Title: “The White Queen”
Author: Philippa Gregory
Genre(s): historical fiction, romance
Part of a Series: Yes, Book 1
Why I read it: Goodreads suggested it.
Summary: Elizabeth Woodville Grey is widowed with two young sons and denied access to any of her late husband’s property by his family. So she plans to ask the new king, Edward, for help despite him being a York and her family supporting the house of Lancaster. He agrees to help her and the two fall in love. Ignoring everyone else, Edward marries Elizabeth and makes her queen. The novel chronicles Edward’s struggled to retain his throne, the threats from his own family and how Elizabeth conspires to keep herself and her family in power.
Review: For the most part, I liked this story. I had a few issues with it, though. So let’s get through them first, shall we?
The story is told in the first person, from Elizabeth’s point of view. This isn’t too bad but Gregory broke it a few times, mostly for battle scenes. It was a bit jarring to realize I was reading something Elizabeth did not see. And I wasn’t going to hand wave it using her “magic.” (More on that later). Only one battle made sense because it happened outside the palace gates. The others, not so much.
Onto the magic…I wasn’t a fan. I know there were legends that Elizabeth’s mother was a witch, so there’s some historical background. But it still feels…weak. And it cheapens the romance a bit. Does Edward really love her? Or is he just bewitched? Then again, I never felt Elizabeth was in love with Edward. I felt she was in love with power and did everything to keep it, not out of love for her family.
I did not particularly care for the main characters/narrator, which is one of the reasons why the star rating is low. And it wasn’t just that she is ambitious. I just got annoyed with her as most of her problems are her own doing. She is too stubborn and unable to compromise. She has no sense of diplomacy or playing nice with her enemies. Elizabeth just ploughs through, not caring who gets hurt in the process until it starts affecting her family—namely her sons.

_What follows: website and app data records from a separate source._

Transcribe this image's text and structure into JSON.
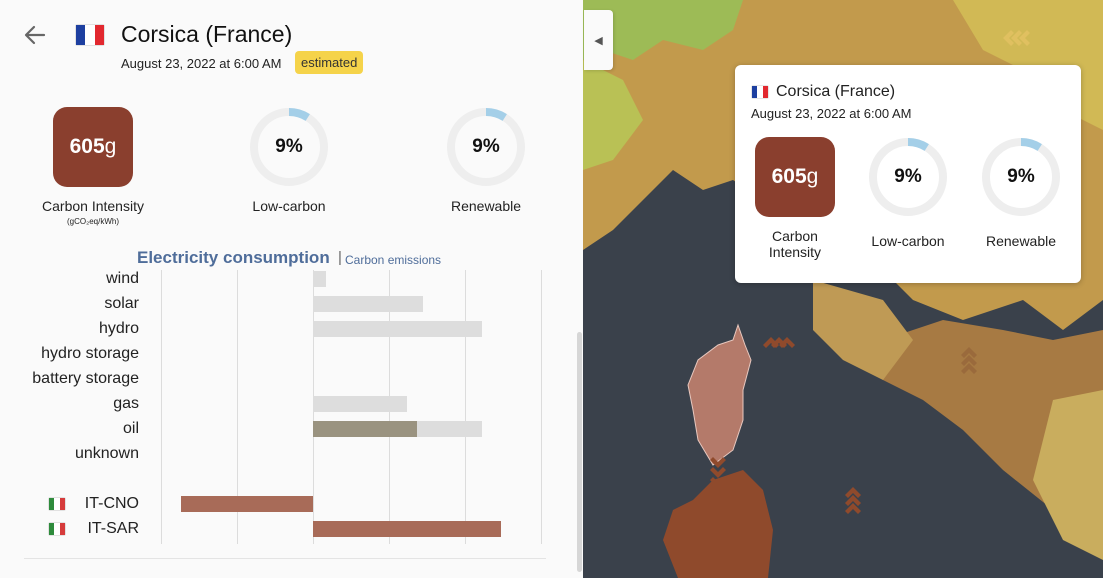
{
  "panel": {
    "zone_name": "Corsica (France)",
    "date": "August 23, 2022 at 6:00 AM",
    "badge": "estimated",
    "carbon_intensity": {
      "value": "605",
      "unit": "g",
      "label": "Carbon Intensity",
      "unit_label": "(gCO₂eq/kWh)"
    },
    "low_carbon": {
      "value": "9%",
      "label": "Low-carbon",
      "fraction": 0.09
    },
    "renewable": {
      "value": "9%",
      "label": "Renewable",
      "fraction": 0.09
    },
    "tabs": {
      "active": "Electricity consumption",
      "separator": "|",
      "other": "Carbon emissions"
    },
    "rows": [
      {
        "label": "wind"
      },
      {
        "label": "solar"
      },
      {
        "label": "hydro"
      },
      {
        "label": "hydro storage"
      },
      {
        "label": "battery storage"
      },
      {
        "label": "gas"
      },
      {
        "label": "oil"
      },
      {
        "label": "unknown"
      }
    ],
    "exchanges": [
      {
        "label": "IT-CNO"
      },
      {
        "label": "IT-SAR"
      }
    ]
  },
  "chart_data": {
    "type": "bar",
    "categories": [
      "wind",
      "solar",
      "hydro",
      "hydro storage",
      "battery storage",
      "gas",
      "oil",
      "unknown",
      "IT-CNO",
      "IT-SAR"
    ],
    "series": [
      {
        "values": [
          0.17,
          1.45,
          2.23,
          0,
          0,
          1.24,
          1.37,
          0,
          -1.74,
          2.48
        ]
      }
    ],
    "capacity_values": [
      0.17,
      1.45,
      2.23,
      0,
      0,
      1.24,
      2.23,
      0,
      null,
      null
    ],
    "xlim": [
      -2,
      3
    ],
    "grid": true
  },
  "tooltip": {
    "zone_name": "Corsica (France)",
    "date": "August 23, 2022 at 6:00 AM",
    "carbon_intensity": {
      "value": "605",
      "unit": "g",
      "label": "Carbon Intensity"
    },
    "low_carbon": {
      "value": "9%",
      "label": "Low-carbon",
      "fraction": 0.09
    },
    "renewable": {
      "value": "9%",
      "label": "Renewable",
      "fraction": 0.09
    }
  },
  "colors": {
    "carbon_box": "#8a3f2e",
    "ring_track": "#eeeeee",
    "ring_fill": "#a4cfe8",
    "accent_tab": "#4f6d9a",
    "badge": "#f5d34a",
    "oil_bar": "#9a9380",
    "capacity_bar": "#dddddd",
    "exchange_bar": "#a86b58"
  },
  "icons": {
    "back": "arrow-left-icon",
    "collapse": "chevron-left-icon",
    "flag_fr": "france-flag-icon",
    "flag_it": "italy-flag-icon",
    "exchange_arrow": "exchange-arrow-icon"
  }
}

Then she starts playing sides to see who will suit her the best.
Onto the romance…It’s more focused in the beginning, when Elizabeth and Edward first meet. Then it kinda peters out. Of course, Edward is away a lot, fighting to keep this throne. So I didn’t feel the romance between the two later on. It seemed to me that Elizabeth had lust and infatuation for Edward but then fell in love with her power as queen. Once I stopped seeing it as a romance, it was much more enjoyable.
Gregory has a good grasp of description and action scenes, which are usually hard to write well. I did like how she wove the legend of Melusina into the main narrative.
Bottom line: Good historical fiction if you don’t want to kill the main character.
Do you like magic in your historical fiction? (Excluding historical fantasy)